The International Fact-Checking Network (IFCN) at the Poynter Institute has been nominated for this year’s Nobel Peace Prize, chosen by the former leader of Norway’s Liberal Party Trine Skei Grande.
“‘In war, truth is the first victim.’ And we live in a time where fighting lies is so important that Joe Biden mentioned it in his speech yesterday. This year I have nominated the fact checkers for the Nobel Peace Prize.

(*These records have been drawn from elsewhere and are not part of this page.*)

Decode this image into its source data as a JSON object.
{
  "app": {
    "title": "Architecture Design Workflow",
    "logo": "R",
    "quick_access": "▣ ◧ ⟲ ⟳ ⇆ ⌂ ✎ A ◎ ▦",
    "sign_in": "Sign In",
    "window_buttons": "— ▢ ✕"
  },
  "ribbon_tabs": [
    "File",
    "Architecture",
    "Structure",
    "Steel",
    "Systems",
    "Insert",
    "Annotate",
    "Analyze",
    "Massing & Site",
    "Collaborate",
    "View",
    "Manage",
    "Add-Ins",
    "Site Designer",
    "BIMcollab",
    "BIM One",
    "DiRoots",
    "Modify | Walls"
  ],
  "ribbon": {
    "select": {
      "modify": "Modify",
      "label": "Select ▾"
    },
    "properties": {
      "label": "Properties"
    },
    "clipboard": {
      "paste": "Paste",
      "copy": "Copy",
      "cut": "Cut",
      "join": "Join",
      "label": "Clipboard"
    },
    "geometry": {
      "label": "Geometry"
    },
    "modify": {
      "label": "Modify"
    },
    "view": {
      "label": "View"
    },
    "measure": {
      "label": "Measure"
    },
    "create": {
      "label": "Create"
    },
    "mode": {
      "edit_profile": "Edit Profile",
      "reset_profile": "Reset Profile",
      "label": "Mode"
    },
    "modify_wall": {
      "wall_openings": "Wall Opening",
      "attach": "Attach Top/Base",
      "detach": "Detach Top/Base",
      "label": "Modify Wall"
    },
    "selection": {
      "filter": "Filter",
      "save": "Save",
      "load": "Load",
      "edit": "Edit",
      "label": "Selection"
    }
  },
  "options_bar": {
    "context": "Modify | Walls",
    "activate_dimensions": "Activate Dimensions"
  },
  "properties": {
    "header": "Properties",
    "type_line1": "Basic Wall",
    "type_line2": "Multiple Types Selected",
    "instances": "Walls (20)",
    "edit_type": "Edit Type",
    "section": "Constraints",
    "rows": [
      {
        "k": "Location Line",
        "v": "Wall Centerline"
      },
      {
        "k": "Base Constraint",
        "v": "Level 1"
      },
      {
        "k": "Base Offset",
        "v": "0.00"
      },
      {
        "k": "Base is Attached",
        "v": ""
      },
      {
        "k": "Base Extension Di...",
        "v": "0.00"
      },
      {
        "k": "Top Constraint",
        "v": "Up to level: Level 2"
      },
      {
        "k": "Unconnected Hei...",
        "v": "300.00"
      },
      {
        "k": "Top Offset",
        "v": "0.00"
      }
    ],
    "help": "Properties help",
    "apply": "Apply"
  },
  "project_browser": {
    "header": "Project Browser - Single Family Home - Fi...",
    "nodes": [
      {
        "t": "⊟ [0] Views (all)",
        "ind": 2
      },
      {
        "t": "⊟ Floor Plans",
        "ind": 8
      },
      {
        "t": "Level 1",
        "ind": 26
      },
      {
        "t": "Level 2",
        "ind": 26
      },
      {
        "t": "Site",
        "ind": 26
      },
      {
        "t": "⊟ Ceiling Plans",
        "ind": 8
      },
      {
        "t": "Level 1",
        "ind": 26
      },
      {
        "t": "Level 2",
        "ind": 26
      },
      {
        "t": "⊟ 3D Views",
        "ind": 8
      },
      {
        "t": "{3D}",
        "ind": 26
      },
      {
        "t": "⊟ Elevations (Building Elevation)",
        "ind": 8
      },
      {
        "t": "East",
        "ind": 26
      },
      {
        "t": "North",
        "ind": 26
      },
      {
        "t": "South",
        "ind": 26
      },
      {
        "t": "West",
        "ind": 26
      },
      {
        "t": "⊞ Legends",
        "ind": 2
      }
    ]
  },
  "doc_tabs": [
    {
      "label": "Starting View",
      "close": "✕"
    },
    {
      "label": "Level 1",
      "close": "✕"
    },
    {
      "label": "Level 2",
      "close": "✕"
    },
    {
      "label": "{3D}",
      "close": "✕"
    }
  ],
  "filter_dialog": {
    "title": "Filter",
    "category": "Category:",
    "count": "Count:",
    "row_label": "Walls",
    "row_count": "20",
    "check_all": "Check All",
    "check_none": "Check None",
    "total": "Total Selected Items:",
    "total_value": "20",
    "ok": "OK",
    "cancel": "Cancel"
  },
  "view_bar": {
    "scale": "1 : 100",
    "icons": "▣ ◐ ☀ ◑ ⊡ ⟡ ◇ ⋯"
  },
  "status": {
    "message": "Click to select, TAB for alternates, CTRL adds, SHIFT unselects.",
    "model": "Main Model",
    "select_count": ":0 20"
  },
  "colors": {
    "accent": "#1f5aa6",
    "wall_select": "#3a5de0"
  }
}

They need our support,” she tweeted on January 21.
In his inaugural speech, US President Joe Biden reminded American citizens and leaders of their duty and responsibility to “defend the truth and defeat the lies.”
Rappler has been a verified signatory of the IFCN’s Code of Principles since 2017, and is one of the two verified signatories in the Philippines, along with Vera Files.
Tackling the state of fact-checking, the IFCN held Global Fact 7, its annual conference, in June 2020. At the opening of the conference, United Nations Undersecretary General for Global Communications Melissa Fleming pointed out the need for fact-checking and a free press amid a global pandemic.
As of November 2020, 94 fact-checking organizations around the globe have published over 9,464 fact checks related to COVID-19. The database containing all the falsehoods tracked by the alliance is available to the public. (READ: Fact-checking: A year of infodemic)
In a statement about the nomination, IFCN Director Baybars Örsek cited the work of fact-checkers in providing quality information and combatting false information that endangers society and freedom.
Örsek said, “While we recognize that this nomination is a long way from being shortlisted for this unparalleled award, we see it as an important validation of the work of fact-checkers worldwide. Simply put: facts matter and fact-checking can save lives.” – Rappler.com